* Records for processing:
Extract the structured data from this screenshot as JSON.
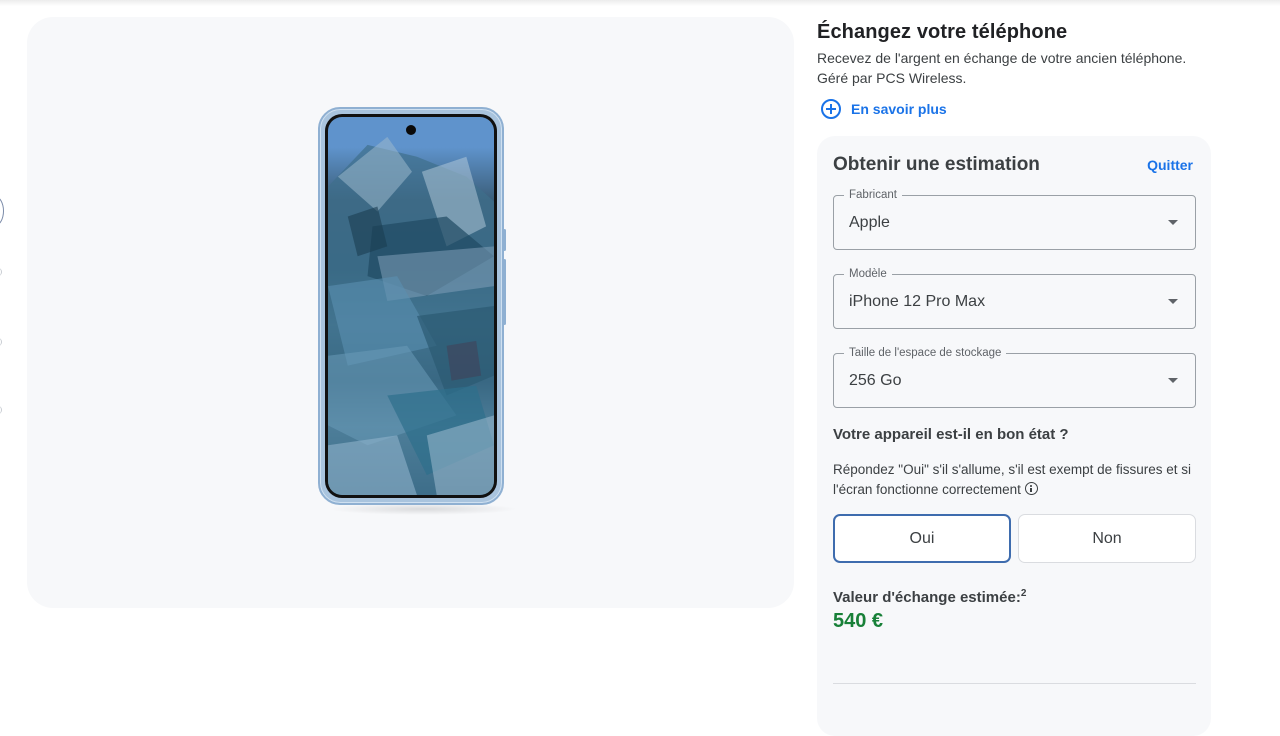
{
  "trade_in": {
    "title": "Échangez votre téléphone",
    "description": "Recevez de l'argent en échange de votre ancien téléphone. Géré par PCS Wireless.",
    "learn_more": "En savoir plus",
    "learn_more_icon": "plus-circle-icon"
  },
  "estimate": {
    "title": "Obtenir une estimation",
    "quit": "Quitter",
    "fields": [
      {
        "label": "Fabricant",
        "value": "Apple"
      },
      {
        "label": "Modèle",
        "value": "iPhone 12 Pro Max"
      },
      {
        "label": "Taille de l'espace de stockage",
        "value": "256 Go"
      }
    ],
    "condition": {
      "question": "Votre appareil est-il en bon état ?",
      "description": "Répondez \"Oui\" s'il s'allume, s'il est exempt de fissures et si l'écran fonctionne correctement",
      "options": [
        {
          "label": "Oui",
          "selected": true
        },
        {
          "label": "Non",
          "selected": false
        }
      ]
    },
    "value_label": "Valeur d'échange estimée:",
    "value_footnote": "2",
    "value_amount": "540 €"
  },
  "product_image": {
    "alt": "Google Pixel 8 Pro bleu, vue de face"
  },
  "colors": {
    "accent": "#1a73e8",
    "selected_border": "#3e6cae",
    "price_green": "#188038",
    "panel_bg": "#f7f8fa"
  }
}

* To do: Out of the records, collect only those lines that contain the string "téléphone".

* Solution to this problem:
    "title": "Échangez votre téléphone",
    "description": "Recevez de l'argent en échange de votre ancien téléphone. Géré par PCS Wireless.",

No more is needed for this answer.